**Exercise details**.
For the listing below, report all lines that hold the word "icon".

**Given information**.
* * * *

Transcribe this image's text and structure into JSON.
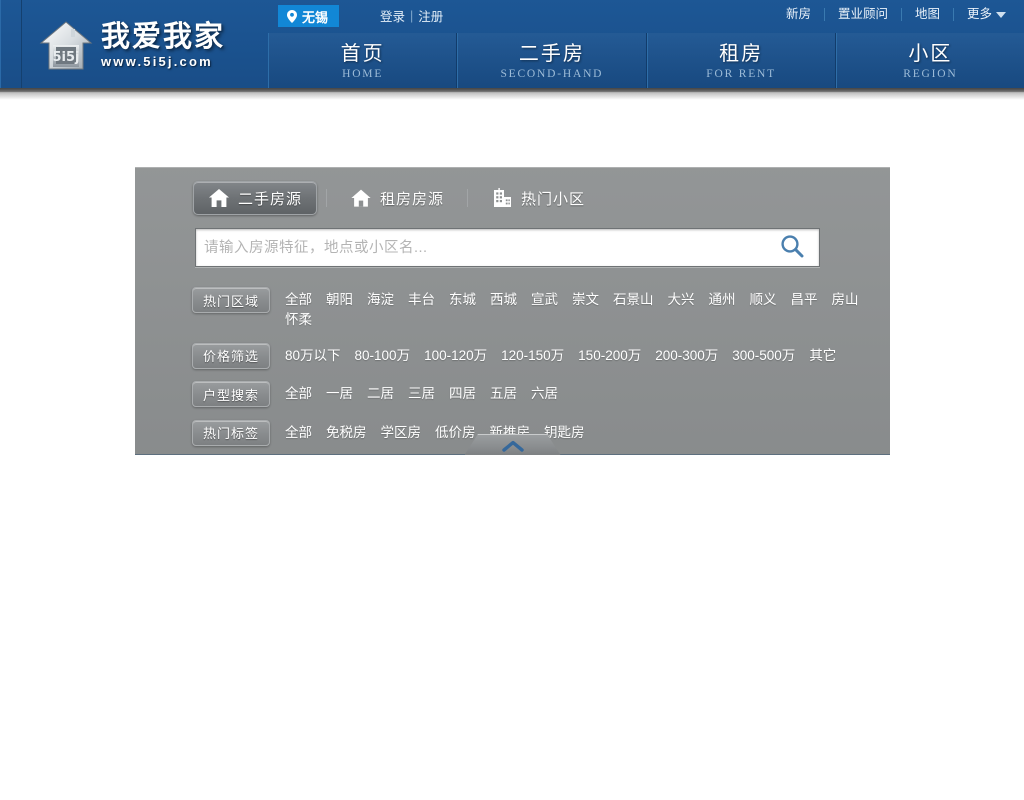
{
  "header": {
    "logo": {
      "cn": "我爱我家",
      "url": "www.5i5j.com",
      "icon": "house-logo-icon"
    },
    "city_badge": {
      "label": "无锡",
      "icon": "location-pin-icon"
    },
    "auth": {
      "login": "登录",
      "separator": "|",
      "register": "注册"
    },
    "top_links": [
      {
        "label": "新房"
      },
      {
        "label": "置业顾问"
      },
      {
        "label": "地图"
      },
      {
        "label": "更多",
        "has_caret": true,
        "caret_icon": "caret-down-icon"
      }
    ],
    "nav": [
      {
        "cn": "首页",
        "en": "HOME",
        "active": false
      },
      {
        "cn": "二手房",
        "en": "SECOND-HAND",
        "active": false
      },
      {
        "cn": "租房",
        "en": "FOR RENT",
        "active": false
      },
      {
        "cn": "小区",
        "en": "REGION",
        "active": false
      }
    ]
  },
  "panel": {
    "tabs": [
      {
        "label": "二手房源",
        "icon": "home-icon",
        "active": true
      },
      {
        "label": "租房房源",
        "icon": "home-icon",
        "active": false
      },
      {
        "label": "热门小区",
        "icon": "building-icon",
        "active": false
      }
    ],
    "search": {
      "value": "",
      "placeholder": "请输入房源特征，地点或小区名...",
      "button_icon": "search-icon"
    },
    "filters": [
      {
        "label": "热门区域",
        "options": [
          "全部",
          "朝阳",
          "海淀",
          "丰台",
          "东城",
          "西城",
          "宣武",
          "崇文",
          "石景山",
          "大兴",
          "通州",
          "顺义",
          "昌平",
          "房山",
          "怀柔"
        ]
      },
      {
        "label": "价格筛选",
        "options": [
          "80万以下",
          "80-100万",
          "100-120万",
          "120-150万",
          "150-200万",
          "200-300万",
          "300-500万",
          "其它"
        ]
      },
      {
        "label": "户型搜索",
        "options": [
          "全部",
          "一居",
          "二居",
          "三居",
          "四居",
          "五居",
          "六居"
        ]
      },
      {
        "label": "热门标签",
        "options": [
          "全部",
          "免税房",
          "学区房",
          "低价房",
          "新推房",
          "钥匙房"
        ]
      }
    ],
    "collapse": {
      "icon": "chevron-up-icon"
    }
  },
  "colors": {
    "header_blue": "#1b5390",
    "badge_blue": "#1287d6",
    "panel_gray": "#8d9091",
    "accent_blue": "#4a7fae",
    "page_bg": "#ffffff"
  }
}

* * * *

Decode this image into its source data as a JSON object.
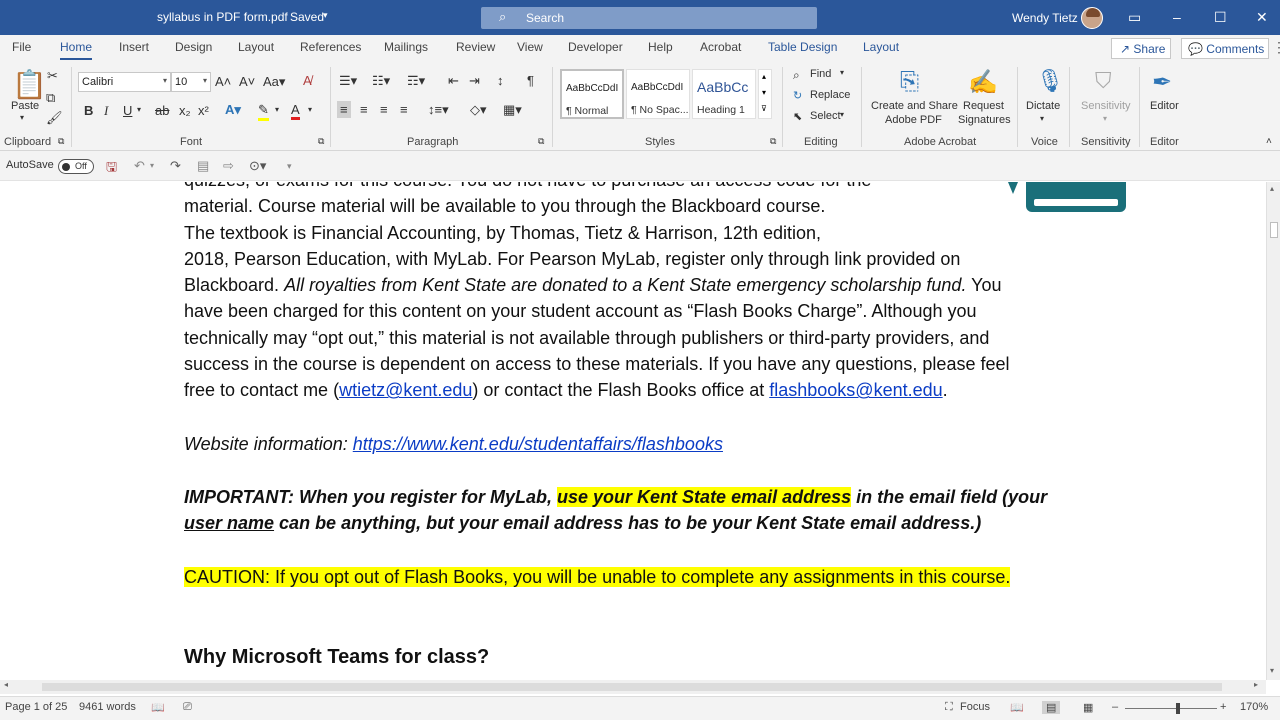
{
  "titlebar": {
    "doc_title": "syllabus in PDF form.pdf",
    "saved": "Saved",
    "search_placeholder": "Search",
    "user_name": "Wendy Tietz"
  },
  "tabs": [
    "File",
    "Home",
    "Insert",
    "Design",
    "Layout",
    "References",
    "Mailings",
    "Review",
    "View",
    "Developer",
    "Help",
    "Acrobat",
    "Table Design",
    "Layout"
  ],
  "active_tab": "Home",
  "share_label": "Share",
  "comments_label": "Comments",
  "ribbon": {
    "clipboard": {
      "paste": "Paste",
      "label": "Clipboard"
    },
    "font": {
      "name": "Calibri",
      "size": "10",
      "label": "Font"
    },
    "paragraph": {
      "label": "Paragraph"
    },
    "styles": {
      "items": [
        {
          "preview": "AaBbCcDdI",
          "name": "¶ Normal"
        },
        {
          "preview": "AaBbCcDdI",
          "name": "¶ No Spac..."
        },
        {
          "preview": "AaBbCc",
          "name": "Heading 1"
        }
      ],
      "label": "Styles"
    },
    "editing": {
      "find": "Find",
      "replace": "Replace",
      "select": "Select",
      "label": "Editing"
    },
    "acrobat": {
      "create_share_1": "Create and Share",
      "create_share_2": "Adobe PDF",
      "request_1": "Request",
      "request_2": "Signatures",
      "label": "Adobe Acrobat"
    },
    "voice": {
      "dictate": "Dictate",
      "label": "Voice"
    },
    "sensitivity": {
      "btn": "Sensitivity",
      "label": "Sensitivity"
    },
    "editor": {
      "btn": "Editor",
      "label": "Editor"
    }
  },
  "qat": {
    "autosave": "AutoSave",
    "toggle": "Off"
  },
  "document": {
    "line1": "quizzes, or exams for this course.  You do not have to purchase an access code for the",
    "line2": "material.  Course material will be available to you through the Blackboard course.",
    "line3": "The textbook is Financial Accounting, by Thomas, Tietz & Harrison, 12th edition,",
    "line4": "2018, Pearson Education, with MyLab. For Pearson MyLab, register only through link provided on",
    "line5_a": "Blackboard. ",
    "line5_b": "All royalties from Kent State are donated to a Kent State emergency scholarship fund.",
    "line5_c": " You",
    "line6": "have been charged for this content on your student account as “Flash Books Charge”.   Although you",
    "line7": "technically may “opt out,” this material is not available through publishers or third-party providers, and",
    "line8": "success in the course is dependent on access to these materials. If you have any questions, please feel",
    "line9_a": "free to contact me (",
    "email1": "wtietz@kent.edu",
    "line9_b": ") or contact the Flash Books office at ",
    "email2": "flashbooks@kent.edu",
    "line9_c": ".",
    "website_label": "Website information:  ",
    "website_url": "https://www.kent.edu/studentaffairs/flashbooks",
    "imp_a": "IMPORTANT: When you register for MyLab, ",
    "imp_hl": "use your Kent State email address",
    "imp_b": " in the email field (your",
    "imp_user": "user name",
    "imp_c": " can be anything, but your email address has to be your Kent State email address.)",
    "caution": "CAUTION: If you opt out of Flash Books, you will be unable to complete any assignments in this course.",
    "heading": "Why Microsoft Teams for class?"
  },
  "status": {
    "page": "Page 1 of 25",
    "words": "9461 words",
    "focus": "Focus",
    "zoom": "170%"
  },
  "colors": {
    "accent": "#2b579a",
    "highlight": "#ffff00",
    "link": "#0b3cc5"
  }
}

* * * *

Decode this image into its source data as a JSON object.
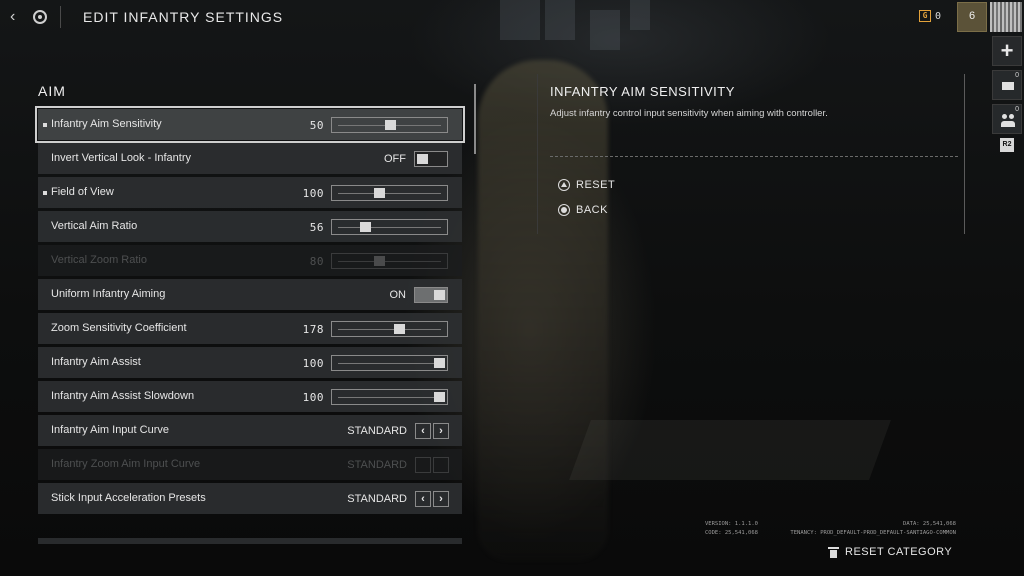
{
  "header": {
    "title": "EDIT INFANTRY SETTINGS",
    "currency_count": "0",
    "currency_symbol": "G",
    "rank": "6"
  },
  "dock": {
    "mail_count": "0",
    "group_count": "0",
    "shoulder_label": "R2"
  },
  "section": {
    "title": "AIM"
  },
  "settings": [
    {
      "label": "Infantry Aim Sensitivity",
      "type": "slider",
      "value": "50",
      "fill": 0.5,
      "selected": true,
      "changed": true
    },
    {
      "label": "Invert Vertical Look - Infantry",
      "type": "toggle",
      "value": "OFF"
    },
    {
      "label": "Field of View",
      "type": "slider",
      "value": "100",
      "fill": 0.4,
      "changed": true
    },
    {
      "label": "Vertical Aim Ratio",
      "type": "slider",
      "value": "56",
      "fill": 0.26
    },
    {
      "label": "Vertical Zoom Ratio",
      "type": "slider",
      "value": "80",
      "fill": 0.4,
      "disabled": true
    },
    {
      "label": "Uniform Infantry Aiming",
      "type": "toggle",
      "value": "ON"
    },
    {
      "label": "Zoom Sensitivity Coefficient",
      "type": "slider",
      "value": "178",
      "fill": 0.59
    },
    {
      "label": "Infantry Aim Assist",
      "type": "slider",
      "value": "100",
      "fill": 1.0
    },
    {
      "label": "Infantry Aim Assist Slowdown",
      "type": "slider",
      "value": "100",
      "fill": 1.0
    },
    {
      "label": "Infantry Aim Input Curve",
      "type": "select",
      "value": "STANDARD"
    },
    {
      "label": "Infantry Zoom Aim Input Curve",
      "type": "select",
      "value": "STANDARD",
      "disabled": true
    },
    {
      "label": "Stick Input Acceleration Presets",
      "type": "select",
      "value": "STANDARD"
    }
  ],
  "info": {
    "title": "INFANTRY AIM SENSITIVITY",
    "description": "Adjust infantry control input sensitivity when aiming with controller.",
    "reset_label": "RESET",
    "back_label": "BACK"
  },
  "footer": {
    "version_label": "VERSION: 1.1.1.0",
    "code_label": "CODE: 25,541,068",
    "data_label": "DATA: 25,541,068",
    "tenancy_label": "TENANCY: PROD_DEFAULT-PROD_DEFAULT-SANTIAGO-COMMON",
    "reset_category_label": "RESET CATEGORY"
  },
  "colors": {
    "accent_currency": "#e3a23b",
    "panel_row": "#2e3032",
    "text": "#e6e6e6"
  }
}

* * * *

**Solution below**.
      "icon": "house-logo-icon"
      "icon": "location-pin-icon"
        "caret_icon": "caret-down-icon"
        "icon": "home-icon",
        "icon": "home-icon",
        "icon": "building-icon",
      "button_icon": "search-icon"
      "icon": "chevron-up-icon"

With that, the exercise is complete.